In April last year, I wrote an article titled “Go Big Or Go Home” about the planned spin-off of real estate giant CapitaLand in Singapore.
The split took the real estate development part of the private company and merged their property management and investment into CapitaLand Investment Ltd (OTCPK: CLILF). It began to be marketed under this name on September 20, 2021.
It has a market capitalization of SGD 19.7 billion and assets under management of SGD 124 billion, which equates to USD 89.4 billion.
Part of that is 5 REITs they created and sponsored with stakes between 18% and 39%. These are CapitaLand Integrated Commercial Trust, Ascendas REIT, Ascot Residence Trust, CapitaLand China Trust, Ascendas India Trust and CapitaLand Malaysia Trust. These REITs own 375 properties spread across the world but mainly concentrated in Singapore and China. The sponsor’s stake has a market value of SGD 7.7 billion.
Its objective is to reach approximately SGD 100 billion by 2024 in funds under management.
CLILF can be purchased in the US, but I don’t know which brokers are executing trades under this name. My suggestion would be to consider buying the shares on the Singapore Stock Exchange through your broker.
The stock is off to a very good start.
Let’s take a look under the hood to see if it’s a good investment.
The CLILF only publishes financial results twice a year, an interim report after FH and a final report for FY. They do, however, give some indication of the development as they have declared the income.
I always like to see a company’s profitability, balance sheet, ability and willingness to return some of the money it makes to all of its shareholders.
As of March 31, 2022, the company held SGD 8.1 billion in group cash and undrawn facilities, which is sufficient to support the operation and still has dry gunpowder available should new investment opportunities arise. present.
Their debt ratio is healthy, with a net debt to equity of 0.48x and a net debt to total assets of only 0.29x
The implied interest cost is 2.6% with an interest coverage ratio of 6.2x. Here is their loan schedule.
In terms of profitability, the ROE was 8.7% in 2021 which is acceptable.
The NAV per share was 3.123 SGD, which gives us a price/NAV of 1.23
EPS for the 2021 financial year was 26.23 Singapore cents
The “old” CapitaLand did not have a very good track record in terms of a stable dividend.
Nevertheless, it says in the gospel that “the old life is gone, and a new life has begun!” However, judging from their first year when they declared and paid a dividend of 15 Singapore cents, that gives investors a dividend yield of 3.92%, which isn’t fantastic.
Time will tell if they will distribute more in the years to come.
Although they do not release financial results every quarter, they do provide investors and shareholders with business updates every quarter.
In their Q1 2022 business update, they reported good news as the reopening of economies following the COVID-19 pandemic began to benefit the business.

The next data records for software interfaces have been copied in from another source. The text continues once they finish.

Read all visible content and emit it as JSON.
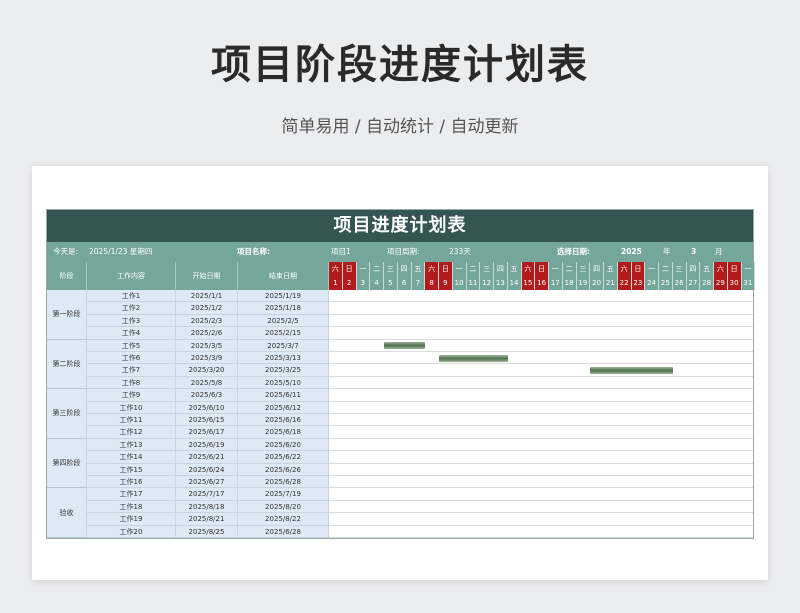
{
  "hero": {
    "title": "项目阶段进度计划表",
    "subtitle": "简单易用 / 自动统计 / 自动更新"
  },
  "sheet": {
    "title": "项目进度计划表",
    "info": {
      "today_label": "今天是:",
      "today_value": "2025/1/23 星期四",
      "name_label": "项目名称:",
      "name_value": "项目1",
      "period_label": "项目周期:",
      "period_value": "233天",
      "select_label": "选择日期:",
      "year_value": "2025",
      "year_unit": "年",
      "month_value": "3",
      "month_unit": "月"
    },
    "headers": {
      "phase": "阶段",
      "task": "工作内容",
      "start": "开始日期",
      "end": "结束日期"
    },
    "weekdays": [
      "六",
      "日",
      "一",
      "二",
      "三",
      "四",
      "五",
      "六",
      "日",
      "一",
      "二",
      "三",
      "四",
      "五",
      "六",
      "日",
      "一",
      "二",
      "三",
      "四",
      "五",
      "六",
      "日",
      "一",
      "二",
      "三",
      "四",
      "五",
      "六",
      "日",
      "一"
    ],
    "days": [
      "1",
      "2",
      "3",
      "4",
      "5",
      "6",
      "7",
      "8",
      "9",
      "10",
      "11",
      "12",
      "13",
      "14",
      "15",
      "16",
      "17",
      "18",
      "19",
      "20",
      "21",
      "22",
      "23",
      "24",
      "25",
      "26",
      "27",
      "28",
      "29",
      "30",
      "31"
    ],
    "phases": [
      {
        "label": "第一阶段",
        "rows": 4
      },
      {
        "label": "第二阶段",
        "rows": 4
      },
      {
        "label": "第三阶段",
        "rows": 4
      },
      {
        "label": "第四阶段",
        "rows": 4
      },
      {
        "label": "验收",
        "rows": 4
      }
    ],
    "tasks": [
      {
        "name": "工作1",
        "start": "2025/1/1",
        "end": "2025/1/19"
      },
      {
        "name": "工作2",
        "start": "2025/1/2",
        "end": "2025/1/18"
      },
      {
        "name": "工作3",
        "start": "2025/2/3",
        "end": "2025/2/5"
      },
      {
        "name": "工作4",
        "start": "2025/2/6",
        "end": "2025/2/15"
      },
      {
        "name": "工作5",
        "start": "2025/3/5",
        "end": "2025/3/7",
        "bar": [
          5,
          7
        ]
      },
      {
        "name": "工作6",
        "start": "2025/3/9",
        "end": "2025/3/13",
        "bar": [
          9,
          13
        ]
      },
      {
        "name": "工作7",
        "start": "2025/3/20",
        "end": "2025/3/25",
        "bar": [
          20,
          25
        ]
      },
      {
        "name": "工作8",
        "start": "2025/5/8",
        "end": "2025/5/10"
      },
      {
        "name": "工作9",
        "start": "2025/6/3",
        "end": "2025/6/11"
      },
      {
        "name": "工作10",
        "start": "2025/6/10",
        "end": "2025/6/12"
      },
      {
        "name": "工作11",
        "start": "2025/6/15",
        "end": "2025/6/16"
      },
      {
        "name": "工作12",
        "start": "2025/6/17",
        "end": "2025/6/18"
      },
      {
        "name": "工作13",
        "start": "2025/6/19",
        "end": "2025/6/20"
      },
      {
        "name": "工作14",
        "start": "2025/6/21",
        "end": "2025/6/22"
      },
      {
        "name": "工作15",
        "start": "2025/6/24",
        "end": "2025/6/26"
      },
      {
        "name": "工作16",
        "start": "2025/6/27",
        "end": "2025/6/28"
      },
      {
        "name": "工作17",
        "start": "2025/7/17",
        "end": "2025/7/19"
      },
      {
        "name": "工作18",
        "start": "2025/8/18",
        "end": "2025/8/20"
      },
      {
        "name": "工作19",
        "start": "2025/8/21",
        "end": "2025/8/22"
      },
      {
        "name": "工作20",
        "start": "2025/8/25",
        "end": "2025/6/28"
      }
    ],
    "colors": {
      "title_bg": "#355553",
      "header_bg": "#75a69b",
      "weekend_bg": "#b21b1b",
      "row_bg": "#dde9f5",
      "bar": "#4f704c"
    }
  }
}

An example of this is the increase in activities in Singapore and China, which are important markets for the company.
However, it also faced new challenges, with inflation wreaking havoc on consumer confidence and rising interest rates. We have also seen an increase in COVID-19 cases in China, so it will be interesting to see the government’s response. I think it could be a little less drastic.
I like their capital recycling business philosophy as it is one of the most profitable aspects of real estate investing.
After all, the leasing business is competitive because capitalization rates, called capitalization rates, are usually very low. As I pointed out in my book on value investing, the reference to that book is below, you don’t get rich by renting out a property. Most of the money is in the appreciation of an asset. Therefore, if one is shrewd in recycling capital, it makes all the difference.
Investors are clearly happy with the “new” CapitaLand Investment. Not only has it risen 30% since it started trading, it has been able to beat the Straits Times Index and the S&P 500 so far this year.
The sixty-four thousand dollar question is, is all the “good news” accounted for already?
Much will depend on whether we are in a long period of stagflation, as I would like to call it, or whether it is short-lived.
I believe CLILF is conservatively funded and well positioned. Nevertheless, I think the share price is fair and leaves little safety margin.
As such, I am placing a Hold position on CLILF at this time.